*Exercise:* Give every entry again, word for word.

*Provided records:*

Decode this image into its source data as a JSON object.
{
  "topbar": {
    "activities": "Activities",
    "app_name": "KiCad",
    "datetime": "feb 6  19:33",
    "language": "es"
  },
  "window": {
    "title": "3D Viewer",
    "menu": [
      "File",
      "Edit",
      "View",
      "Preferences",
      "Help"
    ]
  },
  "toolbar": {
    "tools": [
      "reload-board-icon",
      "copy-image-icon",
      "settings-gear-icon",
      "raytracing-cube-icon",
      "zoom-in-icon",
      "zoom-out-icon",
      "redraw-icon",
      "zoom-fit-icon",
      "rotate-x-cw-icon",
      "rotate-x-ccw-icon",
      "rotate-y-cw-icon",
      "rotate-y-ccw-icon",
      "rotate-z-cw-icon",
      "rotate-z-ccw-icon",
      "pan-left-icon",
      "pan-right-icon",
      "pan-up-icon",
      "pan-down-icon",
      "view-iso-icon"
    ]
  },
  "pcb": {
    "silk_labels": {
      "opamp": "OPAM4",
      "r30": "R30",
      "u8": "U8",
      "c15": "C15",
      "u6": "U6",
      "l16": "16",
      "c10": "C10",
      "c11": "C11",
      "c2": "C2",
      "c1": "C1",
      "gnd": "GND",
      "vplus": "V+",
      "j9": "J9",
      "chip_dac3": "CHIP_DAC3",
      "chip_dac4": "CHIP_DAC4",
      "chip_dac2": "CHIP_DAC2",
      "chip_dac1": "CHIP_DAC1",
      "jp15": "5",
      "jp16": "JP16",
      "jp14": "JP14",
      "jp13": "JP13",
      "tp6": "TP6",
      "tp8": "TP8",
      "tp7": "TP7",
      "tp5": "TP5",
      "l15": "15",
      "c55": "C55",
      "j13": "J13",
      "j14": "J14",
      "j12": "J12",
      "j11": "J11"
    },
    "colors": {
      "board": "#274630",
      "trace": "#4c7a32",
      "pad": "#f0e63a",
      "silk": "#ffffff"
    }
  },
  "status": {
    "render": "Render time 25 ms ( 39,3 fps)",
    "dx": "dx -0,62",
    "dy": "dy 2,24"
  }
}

*Answer:*
Decode this image into its source data as a JSON object.
{
  "topbar": {
    "activities": "Activities",
    "app_name": "KiCad",
    "datetime": "feb 6  19:33",
    "language": "es"
  },
  "window": {
    "title": "3D Viewer",
    "menu": [
      "File",
      "Edit",
      "View",
      "Preferences",
      "Help"
    ]
  },
  "toolbar": {
    "tools": [
      "reload-board-icon",
      "copy-image-icon",
      "settings-gear-icon",
      "raytracing-cube-icon",
      "zoom-in-icon",
      "zoom-out-icon",
      "redraw-icon",
      "zoom-fit-icon",
      "rotate-x-cw-icon",
      "rotate-x-ccw-icon",
      "rotate-y-cw-icon",
      "rotate-y-ccw-icon",
      "rotate-z-cw-icon",
      "rotate-z-ccw-icon",
      "pan-left-icon",
      "pan-right-icon",
      "pan-up-icon",
      "pan-down-icon",
      "view-iso-icon"
    ]
  },
  "pcb": {
    "silk_labels": {
      "opamp": "OPAM4",
      "r30": "R30",
      "u8": "U8",
      "c15": "C15",
      "u6": "U6",
      "l16": "16",
      "c10": "C10",
      "c11": "C11",
      "c2": "C2",
      "c1": "C1",
      "gnd": "GND",
      "vplus": "V+",
      "j9": "J9",
      "chip_dac3": "CHIP_DAC3",
      "chip_dac4": "CHIP_DAC4",
      "chip_dac2": "CHIP_DAC2",
      "chip_dac1": "CHIP_DAC1",
      "jp15": "5",
      "jp16": "JP16",
      "jp14": "JP14",
      "jp13": "JP13",
      "tp6": "TP6",
      "tp8": "TP8",
      "tp7": "TP7",
      "tp5": "TP5",
      "l15": "15",
      "c55": "C55",
      "j13": "J13",
      "j14": "J14",
      "j12": "J12",
      "j11": "J11"
    },
    "colors": {
      "board": "#274630",
      "trace": "#4c7a32",
      "pad": "#f0e63a",
      "silk": "#ffffff"
    }
  },
  "status": {
    "render": "Render time 25 ms ( 39,3 fps)",
    "dx": "dx -0,62",
    "dy": "dy 2,24"
  }
}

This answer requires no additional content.